It is clear our economy is neither robust nor in good health. This threatens the strength of our communities and our ability to continue to lift living standards. Key indicators point to deteriorating national productivity being a major contributor to slowing growth and rising unemployment and underemployment.
As the Reserve Bank warned last Wednesday, interest rate cuts alone won’t do the heavy lifting. A conversation about serious economic reform is needed now, more than ever.
Scott Morrison recently raised the need for business groups to make the case for industrial relations reform. On behalf of our members, peak business representative groups have argued time and again that balanced IR changes are necessary to drive the productivity growth that benefits employees, employers and jobseekers.
The announcement of a review into the system by Industrial Relations Minister Christian Porter is a sensible step to identify areas of concern and inefficiency. Here are some key priority areas we must address.
First, the Ensuring Integrity Bill needs to be passed. Registered organisations and their officials who comply with the law have nothing to fear from these measures. No one can be allowed to regard themselves as above the law, or to operate a business model where penalties for unlawful conduct are regarded as simply the cost of doing business.
Second, the uncertainty and cost risks associated with the Federal Court’s WorkPac v Skene decision need to be addressed through defining a casual employee in the Fair Work Act as “one engaged and paid as such”. This is the longstanding definition in awards and is consistent with community understanding and industry practice.
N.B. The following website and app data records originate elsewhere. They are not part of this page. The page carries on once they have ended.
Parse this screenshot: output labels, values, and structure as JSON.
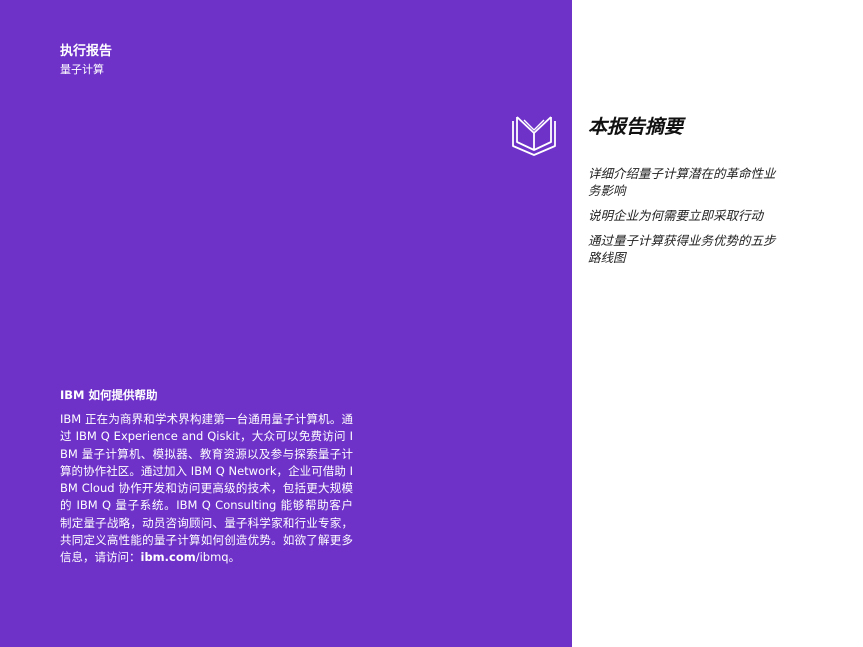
{
  "header": {
    "title": "执行报告",
    "subtitle": "量子计算"
  },
  "help": {
    "title": "IBM 如何提供帮助",
    "body": "IBM 正在为商界和学术界构建第一台通用量子计算机。通过 IBM Q Experience and Qiskit，大众可以免费访问 IBM 量子计算机、模拟器、教育资源以及参与探索量子计算的协作社区。通过加入 IBM Q Network，企业可借助 IBM Cloud 协作开发和访问更高级的技术，包括更大规模的 IBM Q 量子系统。IBM Q Consulting 能够帮助客户制定量子战略，动员咨询顾问、量子科学家和行业专家，共同定义高性能的量子计算如何创造优势。如欲了解更多信息，请访问：",
    "link": "ibm.com",
    "link_suffix": "/ibmq。"
  },
  "summary": {
    "icon": "open-book-icon",
    "title": "本报告摘要",
    "items": [
      "详细介绍量子计算潜在的革命性业务影响",
      "说明企业为何需要立即采取行动",
      "通过量子计算获得业务优势的五步路线图"
    ]
  },
  "colors": {
    "panel": "#6e32c9",
    "text_on_panel": "#ffffff",
    "text_dark": "#111111"
  }
}
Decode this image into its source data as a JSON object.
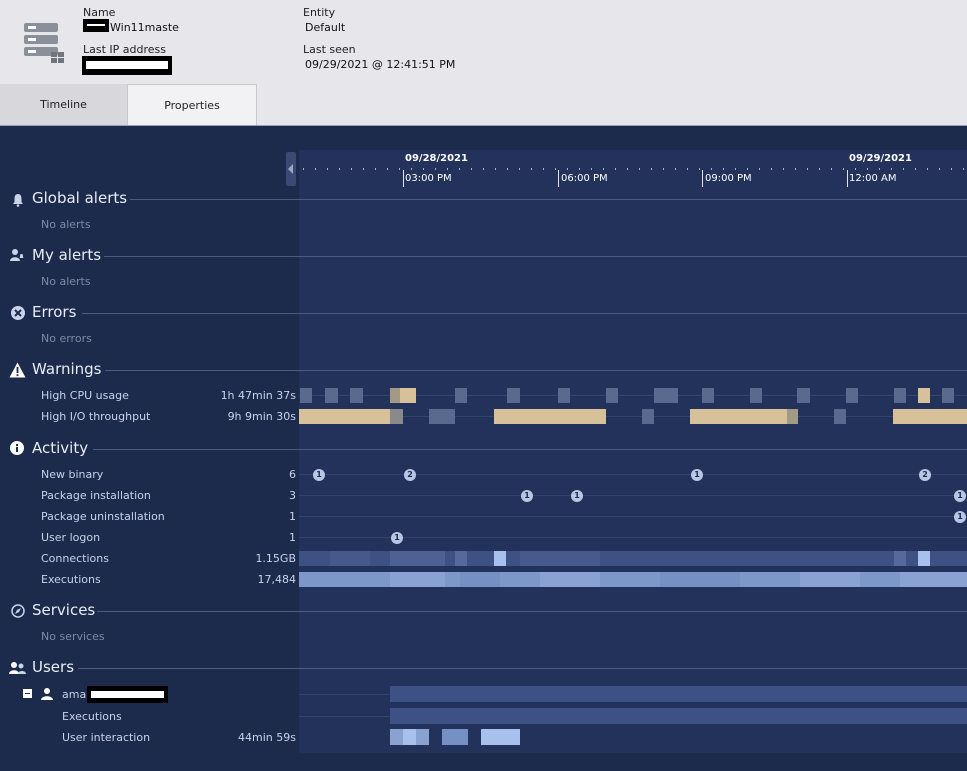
{
  "header": {
    "name_label": "Name",
    "name_value": "Win11maste",
    "last_ip_label": "Last IP address",
    "entity_label": "Entity",
    "entity_value": "Default",
    "last_seen_label": "Last seen",
    "last_seen_value": "09/29/2021 @ 12:41:51 PM"
  },
  "tabs": {
    "timeline": "Timeline",
    "properties": "Properties"
  },
  "timeline": {
    "dates": [
      "09/28/2021",
      "09/29/2021"
    ],
    "times": [
      "03:00 PM",
      "06:00 PM",
      "09:00 PM",
      "12:00 AM"
    ]
  },
  "sections": {
    "global_alerts": {
      "title": "Global alerts",
      "empty": "No alerts"
    },
    "my_alerts": {
      "title": "My alerts",
      "empty": "No alerts"
    },
    "errors": {
      "title": "Errors",
      "empty": "No errors"
    },
    "warnings": {
      "title": "Warnings",
      "rows": [
        {
          "label": "High CPU usage",
          "value": "1h 47min 37s"
        },
        {
          "label": "High I/O throughput",
          "value": "9h 9min 30s"
        }
      ]
    },
    "activity": {
      "title": "Activity",
      "rows": [
        {
          "label": "New binary",
          "value": "6"
        },
        {
          "label": "Package installation",
          "value": "3"
        },
        {
          "label": "Package uninstallation",
          "value": "1"
        },
        {
          "label": "User logon",
          "value": "1"
        },
        {
          "label": "Connections",
          "value": "1.15GB"
        },
        {
          "label": "Executions",
          "value": "17,484"
        }
      ],
      "badges": {
        "new_binary": [
          "1",
          "2",
          "1",
          "2"
        ],
        "package_installation": [
          "1",
          "1",
          "1"
        ],
        "package_uninstallation": [
          "1"
        ],
        "user_logon": [
          "1"
        ]
      }
    },
    "services": {
      "title": "Services",
      "empty": "No services"
    },
    "users": {
      "title": "Users",
      "user_name": "amal",
      "rows": [
        {
          "label": "Executions",
          "value": ""
        },
        {
          "label": "User interaction",
          "value": "44min 59s"
        }
      ]
    }
  },
  "colors": {
    "background": "#1c2a4b",
    "chart_background": "#23325a",
    "warning_tan": "#d6c19a",
    "activity_blue": "#7e97c9",
    "badge": "#b8c6e6"
  }
}
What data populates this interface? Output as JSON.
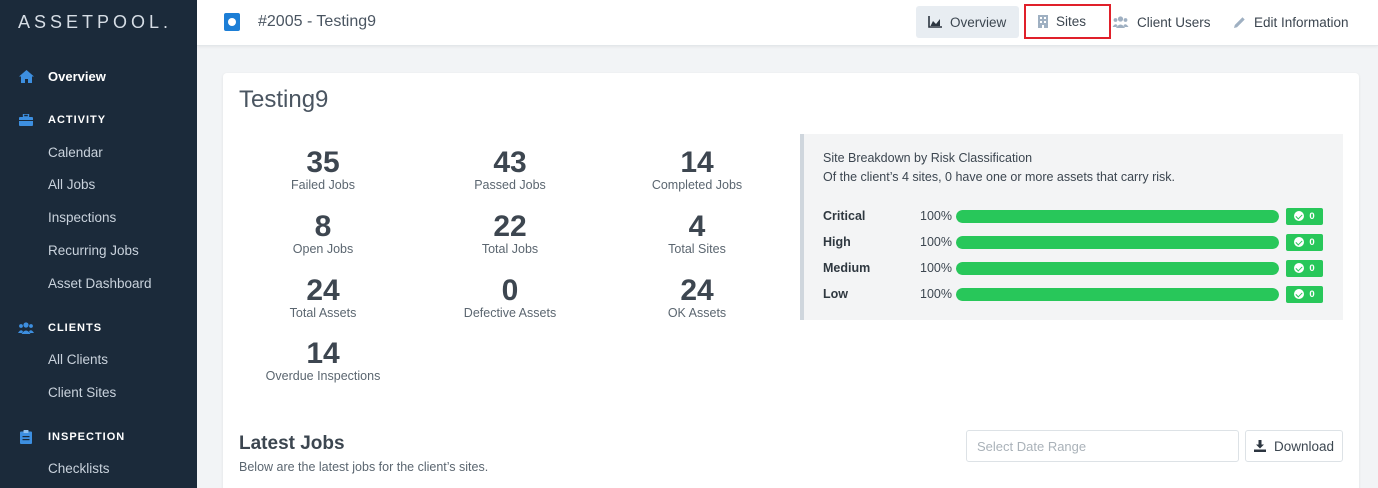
{
  "brand": {
    "logo_text": "ASSETPOOL."
  },
  "sidebar": {
    "top_item": {
      "label": "Overview",
      "icon": "home-icon"
    },
    "sections": [
      {
        "title": "ACTIVITY",
        "icon": "briefcase-icon",
        "items": [
          "Calendar",
          "All Jobs",
          "Inspections",
          "Recurring Jobs",
          "Asset Dashboard"
        ]
      },
      {
        "title": "CLIENTS",
        "icon": "users-icon",
        "items": [
          "All Clients",
          "Client Sites"
        ]
      },
      {
        "title": "INSPECTION",
        "icon": "clipboard-icon",
        "items": [
          "Checklists"
        ]
      }
    ]
  },
  "header": {
    "title": "#2005 - Testing9",
    "tabs": [
      {
        "label": "Overview",
        "icon": "chart-area-icon"
      },
      {
        "label": "Sites",
        "icon": "building-icon"
      },
      {
        "label": "Client Users",
        "icon": "users-icon"
      },
      {
        "label": "Edit Information",
        "icon": "pencil-icon"
      }
    ]
  },
  "card": {
    "title": "Testing9",
    "stats": [
      {
        "value": "35",
        "label": "Failed Jobs"
      },
      {
        "value": "43",
        "label": "Passed Jobs"
      },
      {
        "value": "14",
        "label": "Completed Jobs"
      },
      {
        "value": "8",
        "label": "Open Jobs"
      },
      {
        "value": "22",
        "label": "Total Jobs"
      },
      {
        "value": "4",
        "label": "Total Sites"
      },
      {
        "value": "24",
        "label": "Total Assets"
      },
      {
        "value": "0",
        "label": "Defective Assets"
      },
      {
        "value": "24",
        "label": "OK Assets"
      },
      {
        "value": "14",
        "label": "Overdue Inspections"
      }
    ]
  },
  "risk": {
    "heading": "Site Breakdown by Risk Classification",
    "summary": "Of the client’s 4 sites, 0 have one or more assets that carry risk.",
    "rows": [
      {
        "name": "Critical",
        "percent_text": "100%",
        "fill": 1.0,
        "count": "0"
      },
      {
        "name": "High",
        "percent_text": "100%",
        "fill": 1.0,
        "count": "0"
      },
      {
        "name": "Medium",
        "percent_text": "100%",
        "fill": 1.0,
        "count": "0"
      },
      {
        "name": "Low",
        "percent_text": "100%",
        "fill": 1.0,
        "count": "0"
      }
    ],
    "bar_color": "#28c75a"
  },
  "latest": {
    "title": "Latest Jobs",
    "subtitle": "Below are the latest jobs for the client’s sites.",
    "date_placeholder": "Select Date Range",
    "download_label": "Download"
  },
  "colors": {
    "sidebar_bg": "#1b2a3a",
    "accent": "#1c7ed6",
    "highlight_border": "#e0202a"
  }
}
The absence of a definition in the act led the court to decide that the common law meaning of a casual applies, which focuses on whether the work is regular and predictable. Today a large proportion of casuals work regular hours and 80 per cent work for small businesses.
Third, the “better off overall test” for enterprise agreements needs to be amended so it applies to logical groups of employees, not to every single employee, as the Productivity Commission has sensibly recommended. Today’s test is not workable and a barrier to securing agreements.
Fourth, workers’ entitlements in industry funds require better protection. The Proper Use of Worker Benefits Bill must be passed. Super funds are subject to stringent regulations, but other types of industry funds holding billions in workers’ entitlements are not subject to appropriate governance standards.
Fifth, unfair dismissal and adverse action laws need to be reviewed. Employers who have a valid reason to terminate an employee should be able to have confidence their decision will not be overturned by the Fair Work Commission, or leave them open to potentially crippling compensation claims.
Sixth, enterprise agreements applying to major projects should be able to cover the life of the project’s construction. The maximum term for an agreement is four years but many projects take far longer. It is disruptive for bargaining over wages and conditions to occur at a critical stage of construction.
We do not seek a wholesale rewriting of the Fair Work Act. What we seek are a few key measures, backed by strong evidence, to make the system work better for everybody.
Unduly partisan politics has been a dead weight on substantial reform in recent years and has led in some cases to poor decision making and sometimes none. These issues should be front of mind for all our political leaders. With economic confidence low and unemployment on the rise, failing to act on productivity carries significant risks.
Innes Willox is chief executive of the Australian Industry Group. Steve Knott is chief executive of the Australian Mines and Metals Association.